La Merveille began, appropriately enough, as miracle. In 708, according to tradition, the Archangel Michael appeared to Aubert, bishop of Avranches, and ordered him to build a shrine, dedicated to the angel, on the rocky outcrop in the middle of the vast shallow bay where the River Couesnon drains into the Channel. The bay, now named after its most famous landmark, has the widest tidal range in Europe: at low tide, the mud flats stretch for miles out from the shore, the highest tides see the water level rise 16 metres and the mount upon which the abbey stands transformed into an island.

Bishop Aubert, faced with the order to build an oratory in such an unpromising place, prevaricated. Michael, not to be put off, appeared again in dream, and a third time, when still the bishop hesitated. This time, to drive home his point, the archangel repeatedly poked his forefinger at Aubert’s head. According to tradition, the angel’s touch burned a hole in Aubert’s skull; the relic is on show today, at the Basilica of St Gervais in Avranches, with a hole clearly visible (sceptics maintain the hole is evidence of prehistoric trepanation rather than medieval angelology).

Michael, the leader of the army of heaven, would prove an apt patron for the men who were to become lords of the mainland near the angel’s mount.

St Michael’s Mount, Cornwall

St Michael’s Mount, Cornwall

Lying east of Penzance, in the bight of sea between Land’s End and the Lizard, a rocky tidal island rises from the water. Now crowned with a castle rather than an abbey, St Michael’s Mount is the Cornish cousin of its cousin in Brittany, Mont St Michel. The story of how St Michael’s Mount was given and then lost by Mont St-Michel is fascinatingly twisty.

First, there is the question of whether the monastery on the island predated the Conquest. The monks there claimed it did, citing an ancient charter in which Edward the Confessor granted St Michael’s Mount to the Benedictines many years before William arrived in England. The problem with this claim is that the charter is, historians now agree, almost certainly forged. But, if so, it was forged by Norman monks who came over from Mont St-Michel after the Conquest. So why would Norman monks need to prove to Norman lords that they had long had title to a monastery that they might have expected those same Norman lords to give them?

Two answers have been proposed. Firstly, that by proving their ancient title to the land, the community on St Michael’s Mount would free themselves from the play of great lord politics, with its shifting alliances and occasional spectacular falls. With title to their monastery, the monks of St Michael’s Mount would be able to stand back and watch as spectators the clash of ambitions of powerful lords. The other, related, proposal is that the charter was forged as ammunition during a dispute with the Norman lord, Robert de Mortain.

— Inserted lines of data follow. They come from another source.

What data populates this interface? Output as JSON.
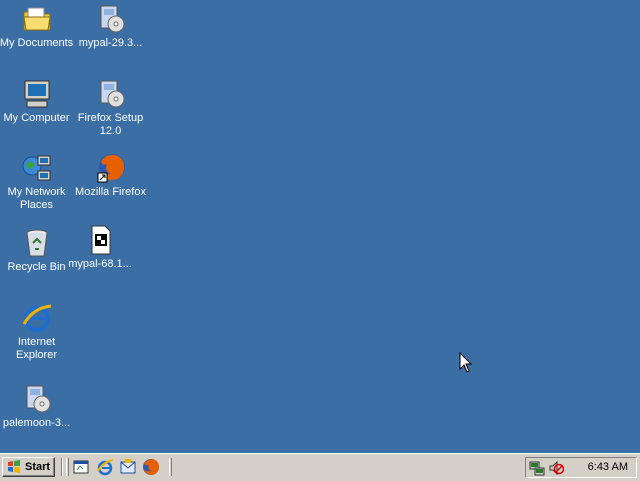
{
  "desktop": {
    "icons": [
      {
        "label": "My Documents",
        "icon": "folder-icon"
      },
      {
        "label": "mypal-29.3...",
        "icon": "installer-icon"
      },
      {
        "label": "My Computer",
        "icon": "computer-icon"
      },
      {
        "label": "Firefox Setup 12.0",
        "icon": "installer-icon"
      },
      {
        "label": "My Network Places",
        "icon": "network-icon"
      },
      {
        "label": "Mozilla Firefox",
        "icon": "firefox-icon"
      },
      {
        "label": "Recycle Bin",
        "icon": "recycle-bin-icon"
      },
      {
        "label": "mypal-68.1...",
        "icon": "media-file-icon"
      },
      {
        "label": "Internet Explorer",
        "icon": "ie-icon"
      },
      {
        "label": "palemoon-3...",
        "icon": "installer-icon"
      }
    ],
    "background": "#3a6ea5"
  },
  "taskbar": {
    "start_label": "Start",
    "quick_launch": [
      "show-desktop-icon",
      "ie-icon",
      "outlook-icon",
      "firefox-icon"
    ],
    "tray": {
      "icons": [
        "network-tray-icon",
        "volume-muted-icon"
      ],
      "clock": "6:43 AM"
    }
  }
}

De Mortain was half brother to William (they shared a mother) and one of his key allies. He was a member of the councils that agreed to William’s plan for invasion, he provided 120 ships and he fought at the Battle of Hastings. In return, De Mortain was given Cornwall. There is a charter, with copies surviving in Exeter and Avranches, which gives St Michael’s Mount to the abbey of Mont St-Michel in De Mortain’s name. A later dispute apparently developed between the monks of St Michael’s Mount and De Mortain over the ownership of the manor of Truthwall, and this may have led the monks to assert their ancient and immemorial rights – even if this required a little finessing of the past.

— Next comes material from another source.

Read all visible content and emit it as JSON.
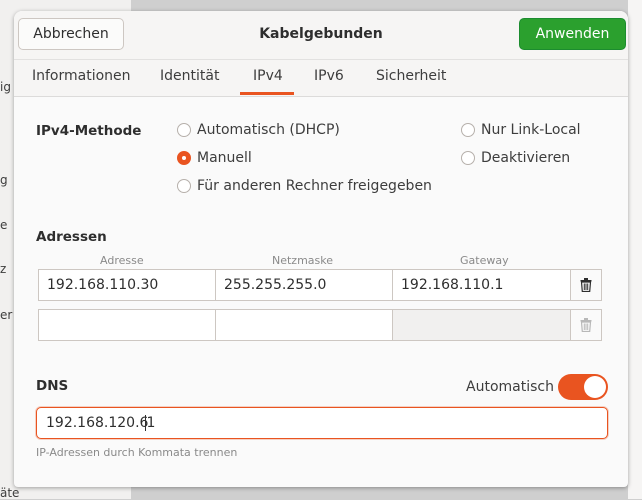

Whatever the truth of the matter, the Hundred Years’ War broke the connection between the houses on either side of the Channel. Henry V made the definitive break in 1414, giving St Michael’s Mount into the keeping of Syon Abbey. The monastery itself was broken by England’s greatest vandal, Henry VIII, when he appropriated the country’s monastic inheritance and the mount became a coastal fortress. It served as such through the centuries – pillboxes mark its most recent defences during World War II – but it is now one of Cornwall’s main tourist destinations, accessible via causeway at low tide, or by boat the rest of the time.